Media reports that say the Taliban’s supreme leader, Mullah Omar is dead, doesn’t auger well for the direct peace talks between the Afghan government and the insurgents. The second round of direct peace negotiations between the Afghan government and the Taliban are set to take place on Friday in Murree, a tourist resort in Pakistan not far away from its capital Islamabad. Since the first direct round of peace talks took place in Murree, there have been a hurricane of controversy and murkiness as the Taliban’s Doha office objected at the peace round. Doha office objected that all the Taliban representatives who attended the Murree peace talks were ISI’s agents and didn’t have approval of Mullah Omar. Though Pakistan’s national security advisor, Sartaj Aziz spurned Doha office’s allegations and said the Taliban representatives in the Murree talks had full support of Mullah Omar. Now that Omar’s death reports are doing rounds in media, it has raised concerns as how his death will affect the peace talks?

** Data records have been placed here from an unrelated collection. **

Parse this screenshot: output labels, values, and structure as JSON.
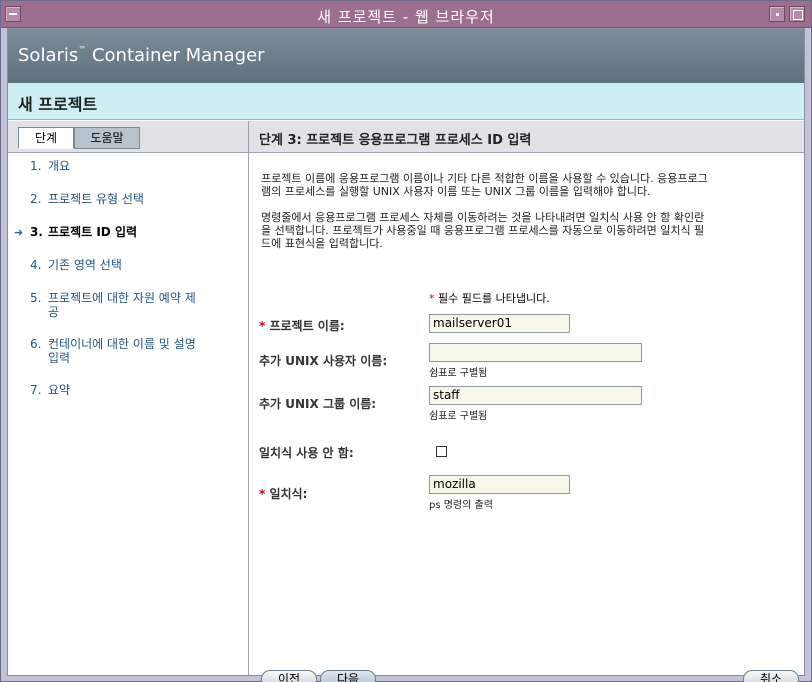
{
  "window": {
    "title": "새 프로젝트 - 웹 브라우저"
  },
  "masthead": {
    "brand": "Solaris",
    "tm": "™",
    "brand_suffix": " Container Manager"
  },
  "page": {
    "title": "새 프로젝트"
  },
  "tabs": {
    "steps": "단계",
    "help": "도움말"
  },
  "steps": [
    {
      "num": "1.",
      "label": "개요"
    },
    {
      "num": "2.",
      "label": "프로젝트 유형 선택"
    },
    {
      "num": "3.",
      "label": "프로젝트 ID 입력"
    },
    {
      "num": "4.",
      "label": "기존 영역 선택"
    },
    {
      "num": "5.",
      "label": "프로젝트에 대한 자원 예약 제",
      "label2": "공"
    },
    {
      "num": "6.",
      "label": "컨테이너에 대한 이름 및 설명",
      "label2": "입력"
    },
    {
      "num": "7.",
      "label": "요약"
    }
  ],
  "step_header": "단계 3:  프로젝트 응용프로그램 프로세스 ID 입력",
  "help": {
    "p1_line1": "프로젝트 이름에 응용프로그램 이름이나 기타 다른 적합한 이름을 사용할 수 있습니다. 응용프로그",
    "p1_line2": "램의 프로세스를 실행할 UNIX 사용자 이름 또는 UNIX 그룹 이름을 입력해야 합니다.",
    "p2_line1": "명령줄에서 응용프로그램 프로세스 자체를 이동하려는 것을 나타내려면 일치식 사용 안 함 확인란",
    "p2_line2": "을 선택합니다. 프로젝트가 사용중일 때 응용프로그램 프로세스를 자동으로 이동하려면 일치식 필",
    "p2_line3": "드에 표현식을 입력합니다."
  },
  "required_note": "필수 필드를 나타냅니다.",
  "required_star": "*",
  "form": {
    "project_name": {
      "label": "프로젝트 이름:",
      "value": "mailserver01"
    },
    "unix_user": {
      "label": "추가 UNIX 사용자 이름:",
      "value": "",
      "hint": "쉼표로 구별됨"
    },
    "unix_group": {
      "label": "추가 UNIX 그룹 이름:",
      "value": "staff",
      "hint": "쉼표로 구별됨"
    },
    "disable_match": {
      "label": "일치식 사용 안 함:",
      "checked": false
    },
    "match": {
      "label": "일치식:",
      "value": "mozilla",
      "hint": "ps 명령의 출력"
    }
  },
  "buttons": {
    "prev": "이전",
    "next": "다음",
    "cancel": "취소"
  },
  "current_step_index": 2
}
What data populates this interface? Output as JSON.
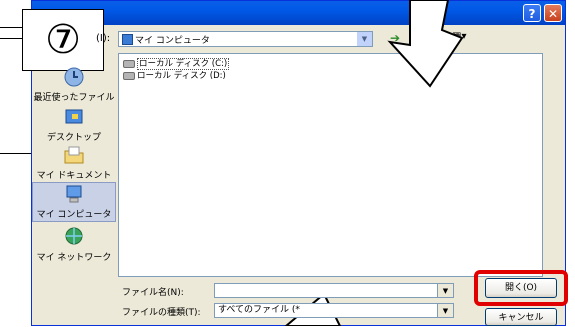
{
  "step_badge": "⑦",
  "titlebar": {
    "help_label": "?",
    "close_label": "✕"
  },
  "lookin": {
    "label": "(I):",
    "value": "マイ コンピュータ"
  },
  "places": [
    {
      "label": "最近使ったファイル"
    },
    {
      "label": "デスクトップ"
    },
    {
      "label": "マイ ドキュメント"
    },
    {
      "label": "マイ コンピュータ"
    },
    {
      "label": "マイ ネットワーク"
    }
  ],
  "files": [
    {
      "label": "ローカル ディスク (C:)"
    },
    {
      "label": "ローカル ディスク (D:)"
    }
  ],
  "filename": {
    "label": "ファイル名(N):",
    "value": ""
  },
  "filetype": {
    "label": "ファイルの種類(T):",
    "value": "すべてのファイル (*"
  },
  "buttons": {
    "open": "開く(O)",
    "cancel": "キャンセル"
  },
  "toolbar": {
    "views_label": "▦▾"
  }
}
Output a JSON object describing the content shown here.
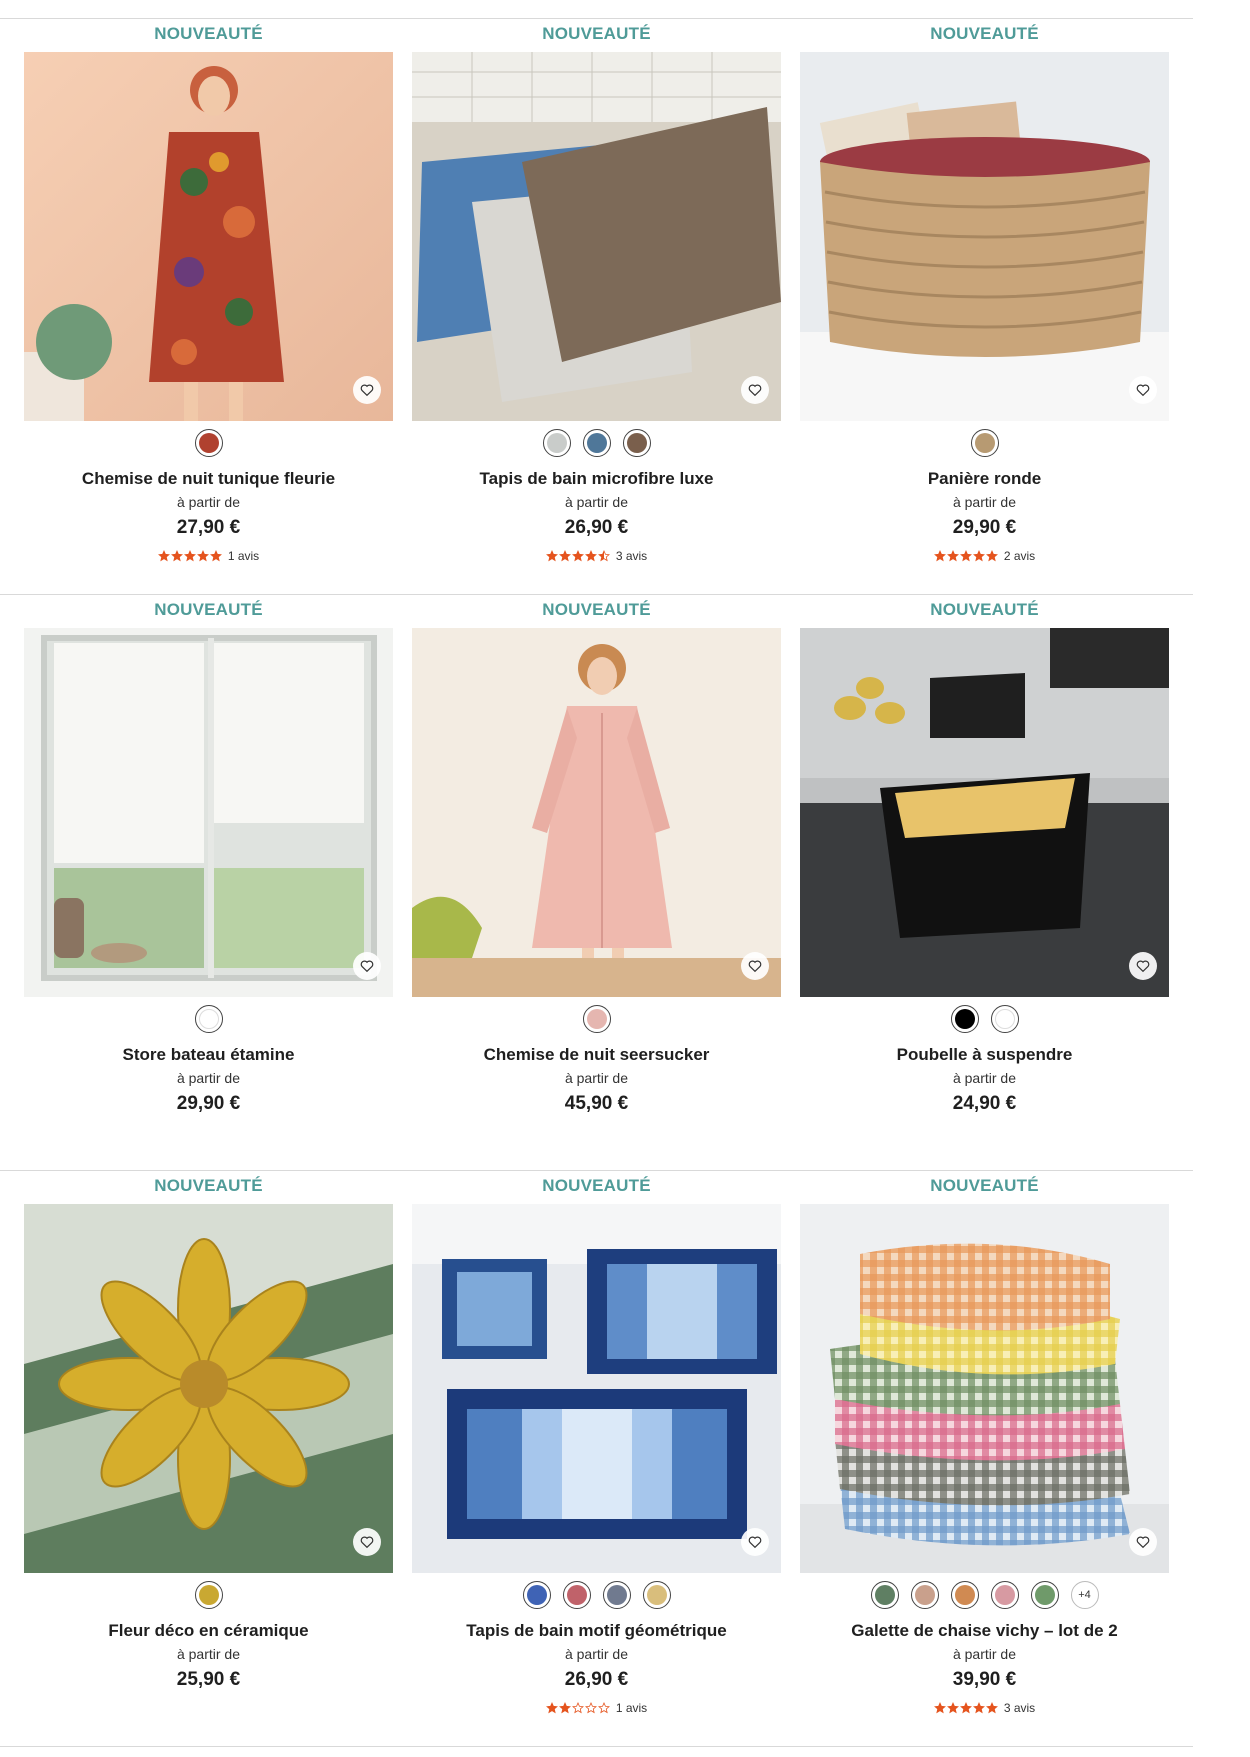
{
  "products": [
    {
      "badge": "NOUVEAUTÉ",
      "title": "Chemise de nuit tunique fleurie",
      "from": "à partir de",
      "price": "27,90 €",
      "rating": 5,
      "reviews": "1 avis",
      "swatches": [
        "#b0412f"
      ],
      "more": "",
      "image": "floral-dress-photo"
    },
    {
      "badge": "NOUVEAUTÉ",
      "title": "Tapis de bain microfibre luxe",
      "from": "à partir de",
      "price": "26,90 €",
      "rating": 4.5,
      "reviews": "3 avis",
      "swatches": [
        "#c9ccca",
        "#4f7799",
        "#7a5f4c"
      ],
      "more": "",
      "image": "bath-mats-photo"
    },
    {
      "badge": "NOUVEAUTÉ",
      "title": "Panière ronde",
      "from": "à partir de",
      "price": "29,90 €",
      "rating": 5,
      "reviews": "2 avis",
      "swatches": [
        "#b79a72"
      ],
      "more": "",
      "image": "round-basket-photo"
    },
    {
      "badge": "NOUVEAUTÉ",
      "title": "Store bateau étamine",
      "from": "à partir de",
      "price": "29,90 €",
      "rating": 0,
      "reviews": "",
      "swatches": [
        "#ffffff"
      ],
      "more": "",
      "image": "roman-blind-photo"
    },
    {
      "badge": "NOUVEAUTÉ",
      "title": "Chemise de nuit seersucker",
      "from": "à partir de",
      "price": "45,90 €",
      "rating": 0,
      "reviews": "",
      "swatches": [
        "#e5b6b0"
      ],
      "more": "",
      "image": "pink-nightdress-photo"
    },
    {
      "badge": "NOUVEAUTÉ",
      "title": "Poubelle à suspendre",
      "from": "à partir de",
      "price": "24,90 €",
      "rating": 0,
      "reviews": "",
      "swatches": [
        "#000000",
        "#ffffff"
      ],
      "more": "",
      "image": "hanging-bin-photo"
    },
    {
      "badge": "NOUVEAUTÉ",
      "title": "Fleur déco en céramique",
      "from": "à partir de",
      "price": "25,90 €",
      "rating": 0,
      "reviews": "",
      "swatches": [
        "#c9a832"
      ],
      "more": "",
      "image": "ceramic-flower-photo"
    },
    {
      "badge": "NOUVEAUTÉ",
      "title": "Tapis de bain motif géométrique",
      "from": "à partir de",
      "price": "26,90 €",
      "rating": 2,
      "reviews": "1 avis",
      "swatches": [
        "#3f63b5",
        "#c0626a",
        "#707a8f",
        "#d9be7c"
      ],
      "more": "",
      "image": "geometric-bath-mat-photo"
    },
    {
      "badge": "NOUVEAUTÉ",
      "title": "Galette de chaise vichy – lot de 2",
      "from": "à partir de",
      "price": "39,90 €",
      "rating": 5,
      "reviews": "3 avis",
      "swatches": [
        "#5f7f63",
        "#c9a08c",
        "#d08a52",
        "#d79aa2",
        "#6f9a6a"
      ],
      "more": "+4",
      "image": "gingham-cushions-photo"
    }
  ],
  "colors": {
    "badge": "#4f9b98",
    "star": "#e5541e"
  }
}
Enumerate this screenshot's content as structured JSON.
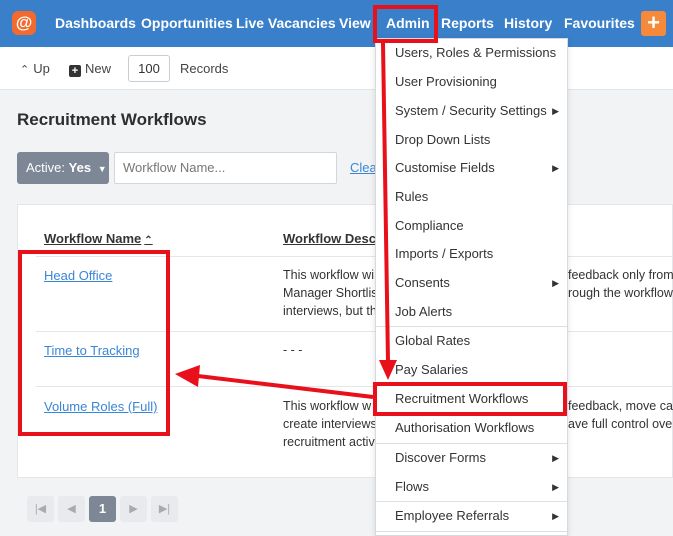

A Taliban official at Doha office on the condition of keeping his name in anonymity told this paper that Doha office has more influence than those who are holding talks on Pakistani soil under the thumb of Islamabad. He alleged those Taliban who held talks with Afghan government delegation were pressurized by Islamabad to attend the Murree talks. He also said that Afghan Taliban in Pakistan have been also pressed to announce ceasefire. However he added that if the Taliban announces cease fire, it will complicate the nature of peace talks as those Taliban who are members of the Doha office will not declare ceasefire. His stress was if the Afghan government wants substantial peace and successful talks then it must talk to Doha office too. This version of narrative clearly indicates that the Taliban leadership is divided over peace talks and a likely truce with Kabul. Fidaye Mahaz, a breakaway Taliban group, had claimed the death of Mullah Omar in a statement last week. It claimed the reclusive Taliban head honcho had died two years back and buried in southern Zabul province. The group alleged internal bickering within the Taliban movement and accused some commanders including Mullah Akhtar Mansoor of assassinating Mullah Omar. However Pakistan media quoted unnamed Afghan Taliban official and ex-minister during Taliban regime as saying that Mullah Omar was dead because of tuberculosis. Whereas the spokesman of the National Directorate of Security, Haseeb Saddiqi, told this paper that Mullah Omar had died in Karachi two years and four months back. The Taliban spokesman Zabihullah Mujahid spurned reports about Mullah Omar’s death. All the statements and counter statements clearly indicate that the game is all about the peace talks and every party is trying their best to gain more and more. Since Pakistan is a key player in the peace talks and the Taliban movement; therefore, its views on his death are a must and very much important as how it is possible that a country like Pakistan must remain incognizant to such a matter. Whether he is alive or dead, the Afghan government and the Taliban must keep continue the peace talks as the third round of talks is expected in China and the fourth round is likely in Saudi Arabia. Moreover, when Kabul was making efforts that Pakistan must take the Taliban to the table of negotiations and Islamabad is doing the same so why another Taliban group must create troubles. The government must try who is supporting those Taliban who doesn’t oppose peace talks and ceasefire? The government must know if the Taliban has found a new friend in Iran as the Taliban’s representatives from Doha office had visited Iran a few months back?